#### [Exercise brief]
Drop every picture and give the entries back exactly.

Dataset rows describing interfaces

—————

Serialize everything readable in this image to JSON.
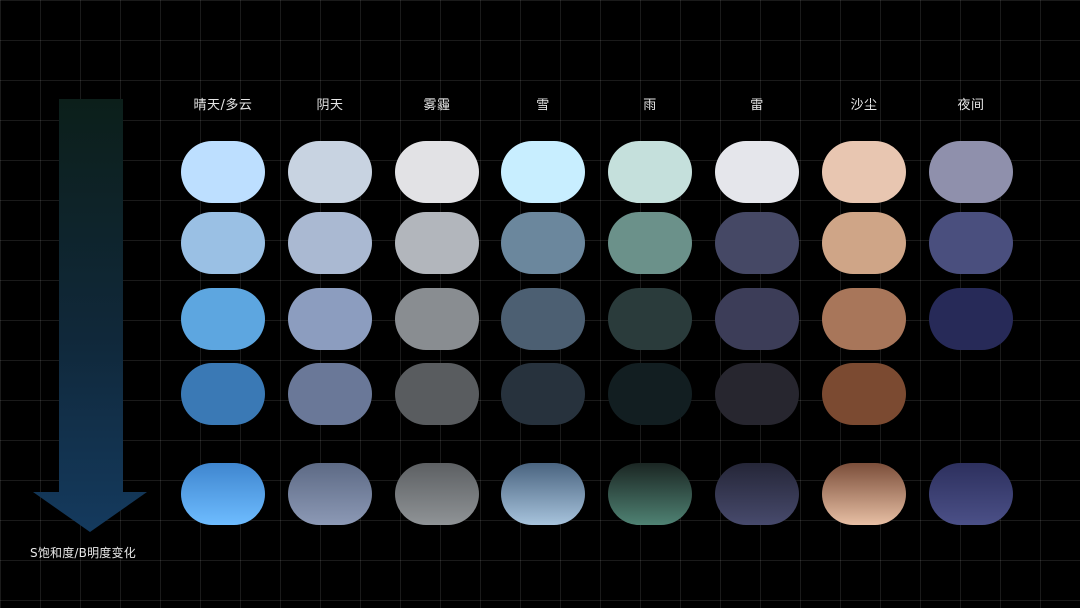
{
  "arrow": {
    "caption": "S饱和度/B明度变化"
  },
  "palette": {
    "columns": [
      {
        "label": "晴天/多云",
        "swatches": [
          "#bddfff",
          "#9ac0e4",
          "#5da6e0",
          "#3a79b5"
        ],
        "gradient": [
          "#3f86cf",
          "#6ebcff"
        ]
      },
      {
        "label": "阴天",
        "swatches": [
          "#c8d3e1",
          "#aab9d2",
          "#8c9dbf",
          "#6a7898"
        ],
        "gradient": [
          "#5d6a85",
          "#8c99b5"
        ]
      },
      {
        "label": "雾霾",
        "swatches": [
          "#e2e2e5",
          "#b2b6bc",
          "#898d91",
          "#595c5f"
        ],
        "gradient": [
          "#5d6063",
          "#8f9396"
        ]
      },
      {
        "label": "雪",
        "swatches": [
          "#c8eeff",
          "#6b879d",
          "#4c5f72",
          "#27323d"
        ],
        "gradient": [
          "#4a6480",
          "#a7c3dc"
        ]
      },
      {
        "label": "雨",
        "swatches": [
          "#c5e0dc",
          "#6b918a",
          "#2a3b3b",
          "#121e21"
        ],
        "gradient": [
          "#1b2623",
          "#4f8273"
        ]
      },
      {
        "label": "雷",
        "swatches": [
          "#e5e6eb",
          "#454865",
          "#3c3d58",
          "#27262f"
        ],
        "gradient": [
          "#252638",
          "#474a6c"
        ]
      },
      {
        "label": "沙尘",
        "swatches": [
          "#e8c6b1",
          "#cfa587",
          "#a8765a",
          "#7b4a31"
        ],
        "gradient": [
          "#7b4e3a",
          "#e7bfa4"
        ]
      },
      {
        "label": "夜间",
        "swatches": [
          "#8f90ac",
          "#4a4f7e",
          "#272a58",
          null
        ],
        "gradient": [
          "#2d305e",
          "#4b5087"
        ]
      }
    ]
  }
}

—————

#### [Answer to the exercise]
Serialize everything readable in this image to JSON.
{
  "arrow": {
    "caption": "S饱和度/B明度变化"
  },
  "palette": {
    "columns": [
      {
        "label": "晴天/多云",
        "swatches": [
          "#bddfff",
          "#9ac0e4",
          "#5da6e0",
          "#3a79b5"
        ],
        "gradient": [
          "#3f86cf",
          "#6ebcff"
        ]
      },
      {
        "label": "阴天",
        "swatches": [
          "#c8d3e1",
          "#aab9d2",
          "#8c9dbf",
          "#6a7898"
        ],
        "gradient": [
          "#5d6a85",
          "#8c99b5"
        ]
      },
      {
        "label": "雾霾",
        "swatches": [
          "#e2e2e5",
          "#b2b6bc",
          "#898d91",
          "#595c5f"
        ],
        "gradient": [
          "#5d6063",
          "#8f9396"
        ]
      },
      {
        "label": "雪",
        "swatches": [
          "#c8eeff",
          "#6b879d",
          "#4c5f72",
          "#27323d"
        ],
        "gradient": [
          "#4a6480",
          "#a7c3dc"
        ]
      },
      {
        "label": "雨",
        "swatches": [
          "#c5e0dc",
          "#6b918a",
          "#2a3b3b",
          "#121e21"
        ],
        "gradient": [
          "#1b2623",
          "#4f8273"
        ]
      },
      {
        "label": "雷",
        "swatches": [
          "#e5e6eb",
          "#454865",
          "#3c3d58",
          "#27262f"
        ],
        "gradient": [
          "#252638",
          "#474a6c"
        ]
      },
      {
        "label": "沙尘",
        "swatches": [
          "#e8c6b1",
          "#cfa587",
          "#a8765a",
          "#7b4a31"
        ],
        "gradient": [
          "#7b4e3a",
          "#e7bfa4"
        ]
      },
      {
        "label": "夜间",
        "swatches": [
          "#8f90ac",
          "#4a4f7e",
          "#272a58",
          null
        ],
        "gradient": [
          "#2d305e",
          "#4b5087"
        ]
      }
    ]
  }
}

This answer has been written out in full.